Dataset rows describing interfaces:
++++++++

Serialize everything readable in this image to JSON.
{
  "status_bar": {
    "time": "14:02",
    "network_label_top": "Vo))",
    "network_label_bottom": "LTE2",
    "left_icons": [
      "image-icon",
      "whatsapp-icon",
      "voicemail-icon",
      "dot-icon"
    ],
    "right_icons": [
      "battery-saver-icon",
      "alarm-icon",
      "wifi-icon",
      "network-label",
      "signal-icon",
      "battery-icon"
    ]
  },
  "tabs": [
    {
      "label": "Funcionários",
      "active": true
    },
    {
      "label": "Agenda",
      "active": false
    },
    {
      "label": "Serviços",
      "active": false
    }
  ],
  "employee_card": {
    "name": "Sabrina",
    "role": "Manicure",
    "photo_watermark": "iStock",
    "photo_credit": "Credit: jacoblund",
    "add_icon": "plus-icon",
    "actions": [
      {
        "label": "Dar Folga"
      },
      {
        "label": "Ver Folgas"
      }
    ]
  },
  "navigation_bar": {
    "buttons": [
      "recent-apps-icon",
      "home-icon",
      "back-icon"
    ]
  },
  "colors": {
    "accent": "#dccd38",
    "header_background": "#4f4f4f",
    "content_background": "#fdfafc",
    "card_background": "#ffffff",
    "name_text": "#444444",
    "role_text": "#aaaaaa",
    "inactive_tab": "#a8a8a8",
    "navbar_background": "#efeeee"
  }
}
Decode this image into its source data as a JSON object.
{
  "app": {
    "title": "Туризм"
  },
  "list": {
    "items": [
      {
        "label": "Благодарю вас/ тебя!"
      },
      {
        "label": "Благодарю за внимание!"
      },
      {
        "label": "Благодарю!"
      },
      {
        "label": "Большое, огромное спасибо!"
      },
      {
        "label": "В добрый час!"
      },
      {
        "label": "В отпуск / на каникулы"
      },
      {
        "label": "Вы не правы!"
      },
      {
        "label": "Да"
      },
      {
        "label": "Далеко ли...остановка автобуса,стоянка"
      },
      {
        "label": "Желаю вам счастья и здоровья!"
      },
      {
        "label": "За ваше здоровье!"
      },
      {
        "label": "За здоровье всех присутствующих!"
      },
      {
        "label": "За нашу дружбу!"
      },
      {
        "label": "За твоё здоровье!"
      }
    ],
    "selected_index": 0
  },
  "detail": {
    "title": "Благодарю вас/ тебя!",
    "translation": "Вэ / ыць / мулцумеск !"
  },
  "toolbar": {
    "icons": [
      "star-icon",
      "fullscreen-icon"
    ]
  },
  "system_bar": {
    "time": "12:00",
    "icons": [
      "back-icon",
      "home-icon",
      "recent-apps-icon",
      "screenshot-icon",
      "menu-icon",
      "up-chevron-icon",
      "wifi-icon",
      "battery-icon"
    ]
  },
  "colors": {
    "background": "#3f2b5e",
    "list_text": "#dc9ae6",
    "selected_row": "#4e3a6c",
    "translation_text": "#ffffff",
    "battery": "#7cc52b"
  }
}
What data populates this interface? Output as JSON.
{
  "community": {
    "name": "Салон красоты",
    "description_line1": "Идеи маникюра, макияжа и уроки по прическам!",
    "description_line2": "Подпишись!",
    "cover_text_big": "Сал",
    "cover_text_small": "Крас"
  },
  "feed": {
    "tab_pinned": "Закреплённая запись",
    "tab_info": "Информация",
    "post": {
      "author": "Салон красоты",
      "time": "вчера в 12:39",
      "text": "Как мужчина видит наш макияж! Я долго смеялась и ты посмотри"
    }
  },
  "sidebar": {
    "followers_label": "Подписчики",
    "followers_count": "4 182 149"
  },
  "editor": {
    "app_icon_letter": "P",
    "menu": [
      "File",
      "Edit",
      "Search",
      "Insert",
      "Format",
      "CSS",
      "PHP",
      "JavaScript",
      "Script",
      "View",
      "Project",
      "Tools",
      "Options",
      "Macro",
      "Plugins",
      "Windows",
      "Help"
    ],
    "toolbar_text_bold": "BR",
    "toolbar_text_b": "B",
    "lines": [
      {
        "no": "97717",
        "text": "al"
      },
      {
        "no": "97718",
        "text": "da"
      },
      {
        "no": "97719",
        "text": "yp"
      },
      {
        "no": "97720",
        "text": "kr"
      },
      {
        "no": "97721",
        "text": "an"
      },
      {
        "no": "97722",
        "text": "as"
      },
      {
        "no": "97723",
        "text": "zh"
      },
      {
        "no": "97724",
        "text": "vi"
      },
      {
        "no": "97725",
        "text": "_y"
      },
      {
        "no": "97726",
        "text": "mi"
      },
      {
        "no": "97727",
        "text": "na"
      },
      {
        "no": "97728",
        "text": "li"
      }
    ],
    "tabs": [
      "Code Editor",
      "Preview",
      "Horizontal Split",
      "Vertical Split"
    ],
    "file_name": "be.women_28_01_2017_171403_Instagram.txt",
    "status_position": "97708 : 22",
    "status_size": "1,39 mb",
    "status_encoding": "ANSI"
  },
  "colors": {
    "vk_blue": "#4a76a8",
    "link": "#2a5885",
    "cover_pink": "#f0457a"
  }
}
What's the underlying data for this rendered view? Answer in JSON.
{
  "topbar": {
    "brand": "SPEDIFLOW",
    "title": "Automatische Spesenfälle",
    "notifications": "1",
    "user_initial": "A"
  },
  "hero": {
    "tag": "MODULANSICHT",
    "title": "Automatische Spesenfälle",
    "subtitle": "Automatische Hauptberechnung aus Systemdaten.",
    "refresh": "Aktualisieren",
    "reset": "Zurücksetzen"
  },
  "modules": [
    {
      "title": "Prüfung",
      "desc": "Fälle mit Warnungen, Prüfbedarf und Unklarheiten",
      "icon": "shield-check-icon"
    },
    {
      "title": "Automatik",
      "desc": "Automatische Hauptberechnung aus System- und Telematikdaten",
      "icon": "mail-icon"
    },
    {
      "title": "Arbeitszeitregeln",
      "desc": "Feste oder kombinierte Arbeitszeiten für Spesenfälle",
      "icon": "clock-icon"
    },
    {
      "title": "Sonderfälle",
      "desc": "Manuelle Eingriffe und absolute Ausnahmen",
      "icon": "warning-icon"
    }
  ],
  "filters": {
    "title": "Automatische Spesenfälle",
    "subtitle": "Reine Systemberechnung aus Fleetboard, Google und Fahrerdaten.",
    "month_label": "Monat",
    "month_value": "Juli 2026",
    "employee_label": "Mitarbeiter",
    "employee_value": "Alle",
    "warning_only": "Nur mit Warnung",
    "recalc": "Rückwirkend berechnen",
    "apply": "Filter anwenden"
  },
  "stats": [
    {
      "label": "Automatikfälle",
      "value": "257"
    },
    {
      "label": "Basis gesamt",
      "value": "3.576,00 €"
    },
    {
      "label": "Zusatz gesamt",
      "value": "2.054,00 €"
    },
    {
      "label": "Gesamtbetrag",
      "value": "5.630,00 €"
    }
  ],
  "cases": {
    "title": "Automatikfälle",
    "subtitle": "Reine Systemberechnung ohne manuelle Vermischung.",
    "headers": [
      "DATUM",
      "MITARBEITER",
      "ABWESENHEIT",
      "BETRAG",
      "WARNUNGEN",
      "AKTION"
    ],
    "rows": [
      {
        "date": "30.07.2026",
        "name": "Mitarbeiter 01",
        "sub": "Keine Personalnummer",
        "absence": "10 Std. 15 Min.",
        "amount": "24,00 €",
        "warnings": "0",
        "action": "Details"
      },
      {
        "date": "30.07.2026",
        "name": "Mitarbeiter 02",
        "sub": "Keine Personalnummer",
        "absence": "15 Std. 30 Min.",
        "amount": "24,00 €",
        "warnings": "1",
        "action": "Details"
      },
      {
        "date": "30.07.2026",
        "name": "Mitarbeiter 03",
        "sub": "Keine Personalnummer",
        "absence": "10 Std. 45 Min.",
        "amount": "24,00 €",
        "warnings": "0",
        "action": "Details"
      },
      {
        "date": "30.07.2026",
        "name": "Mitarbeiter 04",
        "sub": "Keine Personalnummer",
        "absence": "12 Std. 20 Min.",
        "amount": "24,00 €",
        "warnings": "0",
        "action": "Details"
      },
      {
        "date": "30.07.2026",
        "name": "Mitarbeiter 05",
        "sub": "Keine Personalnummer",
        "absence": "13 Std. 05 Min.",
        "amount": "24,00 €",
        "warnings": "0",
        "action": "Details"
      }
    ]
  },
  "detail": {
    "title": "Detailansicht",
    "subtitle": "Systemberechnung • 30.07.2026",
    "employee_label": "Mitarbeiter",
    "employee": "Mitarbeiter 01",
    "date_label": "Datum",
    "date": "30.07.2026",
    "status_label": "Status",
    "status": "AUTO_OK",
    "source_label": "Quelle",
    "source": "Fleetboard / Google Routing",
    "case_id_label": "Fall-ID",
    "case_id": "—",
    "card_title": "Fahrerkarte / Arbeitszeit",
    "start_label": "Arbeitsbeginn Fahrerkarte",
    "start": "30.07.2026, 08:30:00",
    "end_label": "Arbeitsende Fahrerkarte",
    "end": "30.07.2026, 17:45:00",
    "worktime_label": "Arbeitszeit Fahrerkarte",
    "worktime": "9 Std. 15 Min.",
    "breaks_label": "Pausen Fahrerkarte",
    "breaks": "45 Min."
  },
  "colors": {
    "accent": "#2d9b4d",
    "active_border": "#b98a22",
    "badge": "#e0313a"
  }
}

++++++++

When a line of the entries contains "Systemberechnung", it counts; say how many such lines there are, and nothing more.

**Answer section**
3